Nymphing a favorite size 18 – 20 BWO emerger or Purple Lightning Bug is a safe bet and combining this with a brown or olive Pat’s Rubber Leg or Girdle Bug is effective too. Though keep in mind you will likely get a few rigs snagged and lost since visibility hides those obvious hazards you would otherwise see and avoid if the river was clearer.
Going above Taylor’s Fork has its advantages as things will likely be clearer, but you’ll have company and occasionally the wind can be a factor you’ll have to contend with; versus more sheltered areas that can be found inside the canyon.
On cloudy and overcast days Midge clusters like Buzz Balls and Griffith’s Gnats are great dry flies to use right now. They’re the perfect dry fly pattern for fishing within that 2 to 4’ rocky section near shore; as that is precisely where midges tend to cluster up in slower water and trout key-in on them.

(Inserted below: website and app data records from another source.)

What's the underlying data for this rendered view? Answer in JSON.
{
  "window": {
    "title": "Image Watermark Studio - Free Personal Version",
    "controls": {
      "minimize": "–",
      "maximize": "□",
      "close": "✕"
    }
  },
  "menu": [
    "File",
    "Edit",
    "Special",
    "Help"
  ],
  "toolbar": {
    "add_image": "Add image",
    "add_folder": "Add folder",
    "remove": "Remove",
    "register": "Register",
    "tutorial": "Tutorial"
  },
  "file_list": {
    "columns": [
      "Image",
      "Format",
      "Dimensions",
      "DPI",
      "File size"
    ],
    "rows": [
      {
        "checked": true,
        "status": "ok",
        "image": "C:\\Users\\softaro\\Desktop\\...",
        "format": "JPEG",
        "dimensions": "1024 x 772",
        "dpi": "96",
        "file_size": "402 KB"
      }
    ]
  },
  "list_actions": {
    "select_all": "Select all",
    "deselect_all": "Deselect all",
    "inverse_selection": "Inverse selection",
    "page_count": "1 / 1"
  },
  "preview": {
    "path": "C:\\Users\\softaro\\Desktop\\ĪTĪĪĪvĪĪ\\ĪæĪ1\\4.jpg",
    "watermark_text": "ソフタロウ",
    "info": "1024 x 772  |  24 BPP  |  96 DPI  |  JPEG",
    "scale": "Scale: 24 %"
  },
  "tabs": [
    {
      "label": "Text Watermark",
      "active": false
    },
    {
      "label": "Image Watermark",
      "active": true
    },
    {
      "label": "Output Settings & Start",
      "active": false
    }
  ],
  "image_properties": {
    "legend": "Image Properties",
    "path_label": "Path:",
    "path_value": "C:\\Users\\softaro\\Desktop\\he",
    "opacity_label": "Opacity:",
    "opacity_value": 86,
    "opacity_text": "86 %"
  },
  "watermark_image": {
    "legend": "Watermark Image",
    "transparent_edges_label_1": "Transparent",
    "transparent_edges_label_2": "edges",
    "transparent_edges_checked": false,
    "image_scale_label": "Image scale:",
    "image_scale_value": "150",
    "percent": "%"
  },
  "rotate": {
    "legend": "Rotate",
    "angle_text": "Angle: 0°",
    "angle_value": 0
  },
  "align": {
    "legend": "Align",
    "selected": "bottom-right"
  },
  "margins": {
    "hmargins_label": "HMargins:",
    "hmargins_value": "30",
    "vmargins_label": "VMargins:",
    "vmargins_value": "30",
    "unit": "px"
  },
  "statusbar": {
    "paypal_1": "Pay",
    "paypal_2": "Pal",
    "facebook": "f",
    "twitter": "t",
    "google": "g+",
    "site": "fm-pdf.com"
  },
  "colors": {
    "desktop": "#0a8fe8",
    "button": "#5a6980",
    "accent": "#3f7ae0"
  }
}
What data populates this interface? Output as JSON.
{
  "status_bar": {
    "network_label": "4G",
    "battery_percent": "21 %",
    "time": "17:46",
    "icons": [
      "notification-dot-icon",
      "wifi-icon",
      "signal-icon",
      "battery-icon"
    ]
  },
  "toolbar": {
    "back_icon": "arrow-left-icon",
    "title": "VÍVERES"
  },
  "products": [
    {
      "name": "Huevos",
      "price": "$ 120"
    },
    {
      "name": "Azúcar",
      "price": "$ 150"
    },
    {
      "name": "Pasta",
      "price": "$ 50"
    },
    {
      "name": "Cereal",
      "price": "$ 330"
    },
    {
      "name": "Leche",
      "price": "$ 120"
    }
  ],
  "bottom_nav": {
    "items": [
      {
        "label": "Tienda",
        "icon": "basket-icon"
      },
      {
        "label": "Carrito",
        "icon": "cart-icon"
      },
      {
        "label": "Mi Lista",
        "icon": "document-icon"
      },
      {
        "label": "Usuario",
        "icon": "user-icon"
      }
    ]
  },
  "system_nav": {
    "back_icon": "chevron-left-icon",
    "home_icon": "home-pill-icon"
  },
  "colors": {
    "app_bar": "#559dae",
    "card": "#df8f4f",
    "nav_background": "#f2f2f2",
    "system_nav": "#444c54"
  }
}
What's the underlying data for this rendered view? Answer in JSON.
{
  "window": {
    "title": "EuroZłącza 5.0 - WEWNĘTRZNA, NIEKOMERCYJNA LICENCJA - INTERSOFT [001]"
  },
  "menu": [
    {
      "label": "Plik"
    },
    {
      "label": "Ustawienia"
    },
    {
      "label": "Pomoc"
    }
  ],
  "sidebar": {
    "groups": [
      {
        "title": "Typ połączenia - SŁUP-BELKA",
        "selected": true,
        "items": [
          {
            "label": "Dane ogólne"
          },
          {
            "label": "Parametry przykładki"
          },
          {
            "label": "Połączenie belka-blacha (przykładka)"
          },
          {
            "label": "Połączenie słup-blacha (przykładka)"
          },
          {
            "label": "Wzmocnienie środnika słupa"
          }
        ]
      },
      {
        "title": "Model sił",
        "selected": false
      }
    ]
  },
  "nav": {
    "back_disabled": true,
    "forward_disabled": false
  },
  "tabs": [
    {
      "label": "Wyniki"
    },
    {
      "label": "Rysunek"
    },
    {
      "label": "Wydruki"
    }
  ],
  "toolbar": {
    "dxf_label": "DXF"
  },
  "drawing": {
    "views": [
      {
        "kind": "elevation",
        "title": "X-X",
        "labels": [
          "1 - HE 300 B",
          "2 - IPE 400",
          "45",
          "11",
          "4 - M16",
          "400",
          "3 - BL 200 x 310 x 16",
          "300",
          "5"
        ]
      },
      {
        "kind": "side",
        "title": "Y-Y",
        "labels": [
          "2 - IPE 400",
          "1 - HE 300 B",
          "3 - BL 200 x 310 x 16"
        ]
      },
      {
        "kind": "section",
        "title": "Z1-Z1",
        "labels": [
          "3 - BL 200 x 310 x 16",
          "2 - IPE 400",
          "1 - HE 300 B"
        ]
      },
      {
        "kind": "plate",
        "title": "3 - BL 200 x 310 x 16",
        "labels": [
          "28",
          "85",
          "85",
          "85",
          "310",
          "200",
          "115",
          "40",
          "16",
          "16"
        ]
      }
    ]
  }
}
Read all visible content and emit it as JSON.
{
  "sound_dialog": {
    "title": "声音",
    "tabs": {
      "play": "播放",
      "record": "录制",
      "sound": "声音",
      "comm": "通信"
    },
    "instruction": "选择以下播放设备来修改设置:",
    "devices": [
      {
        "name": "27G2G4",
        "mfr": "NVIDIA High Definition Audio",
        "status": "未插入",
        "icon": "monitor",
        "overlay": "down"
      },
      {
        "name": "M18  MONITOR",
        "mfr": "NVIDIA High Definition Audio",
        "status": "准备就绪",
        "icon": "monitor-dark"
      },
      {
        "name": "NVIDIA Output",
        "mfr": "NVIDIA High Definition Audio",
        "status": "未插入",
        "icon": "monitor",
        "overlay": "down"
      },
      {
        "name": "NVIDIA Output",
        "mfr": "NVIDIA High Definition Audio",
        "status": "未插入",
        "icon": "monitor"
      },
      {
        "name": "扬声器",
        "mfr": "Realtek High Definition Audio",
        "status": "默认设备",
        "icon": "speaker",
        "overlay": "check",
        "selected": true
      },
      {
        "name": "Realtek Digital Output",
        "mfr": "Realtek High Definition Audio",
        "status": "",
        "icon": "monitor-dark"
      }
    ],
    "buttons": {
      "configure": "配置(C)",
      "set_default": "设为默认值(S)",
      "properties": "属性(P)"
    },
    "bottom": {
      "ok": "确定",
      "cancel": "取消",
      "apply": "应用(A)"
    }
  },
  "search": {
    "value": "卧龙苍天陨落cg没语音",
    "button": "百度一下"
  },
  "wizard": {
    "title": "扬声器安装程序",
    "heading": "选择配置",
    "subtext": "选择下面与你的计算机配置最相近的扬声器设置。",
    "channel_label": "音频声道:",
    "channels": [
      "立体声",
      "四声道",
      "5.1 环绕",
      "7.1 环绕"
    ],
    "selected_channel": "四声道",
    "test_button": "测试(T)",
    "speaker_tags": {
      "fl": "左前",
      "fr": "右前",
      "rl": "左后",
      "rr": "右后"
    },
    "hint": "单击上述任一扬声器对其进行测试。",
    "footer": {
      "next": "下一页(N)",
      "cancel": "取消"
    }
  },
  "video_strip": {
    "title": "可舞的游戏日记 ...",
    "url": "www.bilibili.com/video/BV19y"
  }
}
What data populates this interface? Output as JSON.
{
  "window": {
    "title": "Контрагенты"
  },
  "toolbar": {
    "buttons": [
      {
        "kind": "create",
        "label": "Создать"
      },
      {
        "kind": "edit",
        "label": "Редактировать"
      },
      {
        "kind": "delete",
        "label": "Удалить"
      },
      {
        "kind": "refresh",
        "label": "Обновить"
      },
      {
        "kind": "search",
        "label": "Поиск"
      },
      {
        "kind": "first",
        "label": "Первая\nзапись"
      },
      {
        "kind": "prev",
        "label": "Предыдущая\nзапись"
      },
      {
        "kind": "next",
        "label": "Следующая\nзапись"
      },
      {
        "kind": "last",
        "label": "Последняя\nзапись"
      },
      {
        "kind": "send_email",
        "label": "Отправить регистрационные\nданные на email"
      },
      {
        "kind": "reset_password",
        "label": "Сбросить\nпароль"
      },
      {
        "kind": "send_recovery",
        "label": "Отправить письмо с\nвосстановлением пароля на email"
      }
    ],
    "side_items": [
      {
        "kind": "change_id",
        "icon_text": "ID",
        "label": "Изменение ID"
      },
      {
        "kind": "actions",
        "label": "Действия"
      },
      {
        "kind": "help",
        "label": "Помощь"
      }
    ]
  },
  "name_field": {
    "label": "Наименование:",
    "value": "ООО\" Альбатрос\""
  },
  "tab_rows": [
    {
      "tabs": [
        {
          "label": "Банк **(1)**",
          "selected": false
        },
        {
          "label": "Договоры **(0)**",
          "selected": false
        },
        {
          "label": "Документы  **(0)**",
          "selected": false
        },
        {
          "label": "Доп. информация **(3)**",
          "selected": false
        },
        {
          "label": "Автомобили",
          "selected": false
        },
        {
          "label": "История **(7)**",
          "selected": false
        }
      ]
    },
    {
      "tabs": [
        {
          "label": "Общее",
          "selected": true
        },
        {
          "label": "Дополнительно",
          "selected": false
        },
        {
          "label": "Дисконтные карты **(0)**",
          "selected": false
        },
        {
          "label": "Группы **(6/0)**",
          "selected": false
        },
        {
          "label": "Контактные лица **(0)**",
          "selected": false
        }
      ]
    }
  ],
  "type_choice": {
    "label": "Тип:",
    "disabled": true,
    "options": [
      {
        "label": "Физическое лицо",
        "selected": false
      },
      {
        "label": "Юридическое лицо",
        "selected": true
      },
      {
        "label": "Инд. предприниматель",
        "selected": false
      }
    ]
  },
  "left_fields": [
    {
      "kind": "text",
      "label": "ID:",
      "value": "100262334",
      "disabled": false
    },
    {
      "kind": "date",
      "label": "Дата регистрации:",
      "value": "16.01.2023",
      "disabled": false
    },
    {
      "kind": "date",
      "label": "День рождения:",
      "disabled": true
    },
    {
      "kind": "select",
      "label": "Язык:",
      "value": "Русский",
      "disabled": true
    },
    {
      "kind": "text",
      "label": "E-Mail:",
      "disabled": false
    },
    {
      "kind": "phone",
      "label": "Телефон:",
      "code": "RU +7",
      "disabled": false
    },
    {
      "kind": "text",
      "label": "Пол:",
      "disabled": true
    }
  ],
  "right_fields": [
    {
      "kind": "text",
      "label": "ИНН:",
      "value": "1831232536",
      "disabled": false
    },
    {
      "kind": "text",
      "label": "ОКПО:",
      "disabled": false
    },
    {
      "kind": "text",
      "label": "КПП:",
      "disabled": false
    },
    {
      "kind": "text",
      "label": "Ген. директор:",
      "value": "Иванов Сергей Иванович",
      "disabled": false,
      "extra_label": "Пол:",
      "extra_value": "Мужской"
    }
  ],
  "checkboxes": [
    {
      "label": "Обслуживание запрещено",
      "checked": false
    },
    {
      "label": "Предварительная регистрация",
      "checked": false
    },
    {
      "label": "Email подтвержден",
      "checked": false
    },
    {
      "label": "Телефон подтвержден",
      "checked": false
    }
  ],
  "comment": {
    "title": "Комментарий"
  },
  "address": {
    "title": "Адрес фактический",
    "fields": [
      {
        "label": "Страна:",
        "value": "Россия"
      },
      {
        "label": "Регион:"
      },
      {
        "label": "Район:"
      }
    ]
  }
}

A careful drag free drifted midge cluster in the foam-line and high sticking using a 7.5’ tapered 4X leader and about 2’ of 5X tippet seems to be the trick. Don’t be shy however on the Aquel or Gink though; as the higher your pattern floats and longer the drift the better.
Another dry fly option that’s worked great lately is a Purple Para Wulff in sizes 14, 16, and 18.
If you’re strictly targeting bigger trout on the Gallatin stripping streamers is a good early season tactic, but more success can be found downriver where there’s more structure and deeper holes towards Bozeman than up near Big Sky. While the takes are few and far between, with some patience and a wide selection of articulated junk like assorted Galloup’s Dungeons (sculpin patterns) at your disposal; things could get interesting if you place it in front of the right fish.
Any day now the Gallatin will get brown and stay brown, plus be rocking around a Class IV; so the window of opportunity is closing fast.
“Get out there while the gettin’ is good!”